Interface dataset entries
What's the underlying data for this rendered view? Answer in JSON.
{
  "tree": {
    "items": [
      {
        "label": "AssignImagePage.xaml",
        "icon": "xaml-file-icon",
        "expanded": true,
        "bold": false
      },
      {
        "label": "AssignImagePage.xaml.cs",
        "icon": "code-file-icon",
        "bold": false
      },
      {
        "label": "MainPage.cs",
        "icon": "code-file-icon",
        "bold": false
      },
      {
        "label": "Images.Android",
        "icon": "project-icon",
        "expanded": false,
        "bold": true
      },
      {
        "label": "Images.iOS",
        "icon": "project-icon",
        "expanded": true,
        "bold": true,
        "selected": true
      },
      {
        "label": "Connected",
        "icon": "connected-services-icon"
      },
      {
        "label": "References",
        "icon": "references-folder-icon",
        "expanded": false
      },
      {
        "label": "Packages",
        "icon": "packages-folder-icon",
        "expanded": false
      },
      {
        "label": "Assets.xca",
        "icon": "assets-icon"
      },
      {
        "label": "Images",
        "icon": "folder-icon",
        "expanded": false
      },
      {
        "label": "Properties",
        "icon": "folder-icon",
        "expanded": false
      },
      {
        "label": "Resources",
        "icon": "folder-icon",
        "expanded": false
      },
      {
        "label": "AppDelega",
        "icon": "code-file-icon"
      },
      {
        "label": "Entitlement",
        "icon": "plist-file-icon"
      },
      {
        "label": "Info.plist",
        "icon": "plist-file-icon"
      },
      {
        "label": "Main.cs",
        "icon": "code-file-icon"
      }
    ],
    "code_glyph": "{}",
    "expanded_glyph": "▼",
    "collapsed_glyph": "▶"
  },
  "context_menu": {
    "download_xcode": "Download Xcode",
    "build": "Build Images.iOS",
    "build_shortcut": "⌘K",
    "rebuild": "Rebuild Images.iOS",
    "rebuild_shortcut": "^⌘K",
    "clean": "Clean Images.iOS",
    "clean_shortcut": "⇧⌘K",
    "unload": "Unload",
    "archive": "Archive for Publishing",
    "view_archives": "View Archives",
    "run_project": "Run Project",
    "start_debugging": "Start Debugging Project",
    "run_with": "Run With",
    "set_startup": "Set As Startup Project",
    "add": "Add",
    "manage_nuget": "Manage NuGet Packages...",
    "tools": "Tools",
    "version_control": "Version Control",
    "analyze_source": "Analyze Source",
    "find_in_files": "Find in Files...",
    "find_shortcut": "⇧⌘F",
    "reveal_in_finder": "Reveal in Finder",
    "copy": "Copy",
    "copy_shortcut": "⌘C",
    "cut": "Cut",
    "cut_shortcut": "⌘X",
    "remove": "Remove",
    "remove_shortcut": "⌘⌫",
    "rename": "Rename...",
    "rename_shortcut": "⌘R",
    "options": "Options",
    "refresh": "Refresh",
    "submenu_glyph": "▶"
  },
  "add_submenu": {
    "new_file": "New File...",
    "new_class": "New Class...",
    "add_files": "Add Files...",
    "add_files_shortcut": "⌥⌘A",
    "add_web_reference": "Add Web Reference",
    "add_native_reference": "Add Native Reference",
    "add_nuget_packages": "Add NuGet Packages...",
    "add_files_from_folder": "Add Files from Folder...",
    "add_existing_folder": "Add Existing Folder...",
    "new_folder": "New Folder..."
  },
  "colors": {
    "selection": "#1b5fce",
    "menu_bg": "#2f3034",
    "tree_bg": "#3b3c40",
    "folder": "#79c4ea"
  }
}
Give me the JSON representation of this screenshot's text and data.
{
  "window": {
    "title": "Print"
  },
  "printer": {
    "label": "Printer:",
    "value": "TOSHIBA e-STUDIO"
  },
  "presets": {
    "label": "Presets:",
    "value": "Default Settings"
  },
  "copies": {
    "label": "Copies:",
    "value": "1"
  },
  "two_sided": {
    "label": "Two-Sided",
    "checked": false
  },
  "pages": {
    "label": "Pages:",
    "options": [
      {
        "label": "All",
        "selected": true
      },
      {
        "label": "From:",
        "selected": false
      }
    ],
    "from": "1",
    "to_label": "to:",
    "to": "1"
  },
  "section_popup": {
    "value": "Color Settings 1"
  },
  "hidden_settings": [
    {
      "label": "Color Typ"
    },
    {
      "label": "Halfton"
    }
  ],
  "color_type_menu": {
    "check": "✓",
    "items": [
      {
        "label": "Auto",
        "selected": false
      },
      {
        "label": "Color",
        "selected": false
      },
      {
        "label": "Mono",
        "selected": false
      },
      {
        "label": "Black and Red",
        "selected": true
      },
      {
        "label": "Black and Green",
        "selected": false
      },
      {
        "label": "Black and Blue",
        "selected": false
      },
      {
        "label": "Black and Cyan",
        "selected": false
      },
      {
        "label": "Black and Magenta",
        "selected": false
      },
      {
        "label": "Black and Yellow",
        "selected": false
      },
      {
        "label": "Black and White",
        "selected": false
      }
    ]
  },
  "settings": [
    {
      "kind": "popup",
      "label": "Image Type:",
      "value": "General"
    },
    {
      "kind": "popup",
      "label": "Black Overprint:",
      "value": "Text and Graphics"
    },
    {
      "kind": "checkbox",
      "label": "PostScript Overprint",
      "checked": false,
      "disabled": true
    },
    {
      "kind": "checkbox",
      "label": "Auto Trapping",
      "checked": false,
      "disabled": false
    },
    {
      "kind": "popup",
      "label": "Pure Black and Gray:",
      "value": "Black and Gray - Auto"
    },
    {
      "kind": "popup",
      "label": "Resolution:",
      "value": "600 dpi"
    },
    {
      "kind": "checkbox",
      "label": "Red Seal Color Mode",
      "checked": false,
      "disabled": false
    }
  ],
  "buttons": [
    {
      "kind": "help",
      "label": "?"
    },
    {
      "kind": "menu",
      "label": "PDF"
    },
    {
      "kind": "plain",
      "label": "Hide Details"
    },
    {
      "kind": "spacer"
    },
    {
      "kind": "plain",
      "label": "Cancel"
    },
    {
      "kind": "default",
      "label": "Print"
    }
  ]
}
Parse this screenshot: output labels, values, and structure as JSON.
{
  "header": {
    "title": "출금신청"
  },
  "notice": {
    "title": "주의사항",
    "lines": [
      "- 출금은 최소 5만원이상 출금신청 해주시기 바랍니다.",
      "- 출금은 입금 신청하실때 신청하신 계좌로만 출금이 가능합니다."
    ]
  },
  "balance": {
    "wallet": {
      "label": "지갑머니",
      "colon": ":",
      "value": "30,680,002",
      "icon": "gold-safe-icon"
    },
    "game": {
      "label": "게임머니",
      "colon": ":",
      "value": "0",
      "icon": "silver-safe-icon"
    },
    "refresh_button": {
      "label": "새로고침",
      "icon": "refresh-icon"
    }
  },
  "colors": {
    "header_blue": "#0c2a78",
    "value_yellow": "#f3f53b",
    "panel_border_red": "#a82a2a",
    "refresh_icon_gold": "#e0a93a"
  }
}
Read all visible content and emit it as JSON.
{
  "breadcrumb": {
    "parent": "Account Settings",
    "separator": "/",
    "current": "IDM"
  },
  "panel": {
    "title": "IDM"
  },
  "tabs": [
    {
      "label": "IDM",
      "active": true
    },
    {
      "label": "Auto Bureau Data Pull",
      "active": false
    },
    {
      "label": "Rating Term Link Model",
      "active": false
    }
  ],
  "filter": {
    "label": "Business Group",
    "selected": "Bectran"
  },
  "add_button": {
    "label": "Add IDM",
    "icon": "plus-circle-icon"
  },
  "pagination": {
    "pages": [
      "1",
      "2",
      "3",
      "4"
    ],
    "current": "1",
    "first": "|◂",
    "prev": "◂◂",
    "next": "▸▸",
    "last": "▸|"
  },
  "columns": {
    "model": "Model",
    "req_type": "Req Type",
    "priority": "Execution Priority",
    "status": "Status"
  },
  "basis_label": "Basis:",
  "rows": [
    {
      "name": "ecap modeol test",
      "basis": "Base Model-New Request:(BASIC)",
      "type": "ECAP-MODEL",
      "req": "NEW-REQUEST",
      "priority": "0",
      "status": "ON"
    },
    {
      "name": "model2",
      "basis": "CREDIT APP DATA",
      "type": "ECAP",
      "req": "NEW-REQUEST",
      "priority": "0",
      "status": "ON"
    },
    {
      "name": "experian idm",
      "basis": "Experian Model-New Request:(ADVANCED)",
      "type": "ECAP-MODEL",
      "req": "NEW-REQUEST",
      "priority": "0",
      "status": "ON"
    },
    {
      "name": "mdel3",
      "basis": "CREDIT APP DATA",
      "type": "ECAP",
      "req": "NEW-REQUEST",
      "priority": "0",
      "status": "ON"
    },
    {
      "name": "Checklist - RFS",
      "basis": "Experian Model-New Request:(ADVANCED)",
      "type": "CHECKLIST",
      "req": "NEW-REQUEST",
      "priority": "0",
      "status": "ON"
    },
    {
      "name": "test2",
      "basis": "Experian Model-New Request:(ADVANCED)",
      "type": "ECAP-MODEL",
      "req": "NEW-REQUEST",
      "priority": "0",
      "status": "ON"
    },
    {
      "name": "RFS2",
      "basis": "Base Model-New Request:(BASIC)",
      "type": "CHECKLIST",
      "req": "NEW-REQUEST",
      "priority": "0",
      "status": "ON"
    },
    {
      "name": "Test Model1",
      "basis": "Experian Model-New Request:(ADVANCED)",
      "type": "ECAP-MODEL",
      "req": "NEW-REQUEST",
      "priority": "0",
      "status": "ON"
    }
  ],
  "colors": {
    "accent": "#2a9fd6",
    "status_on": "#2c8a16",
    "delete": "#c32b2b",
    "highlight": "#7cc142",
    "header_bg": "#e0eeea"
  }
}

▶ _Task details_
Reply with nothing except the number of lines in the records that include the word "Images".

▶ _Output of the exercise_
6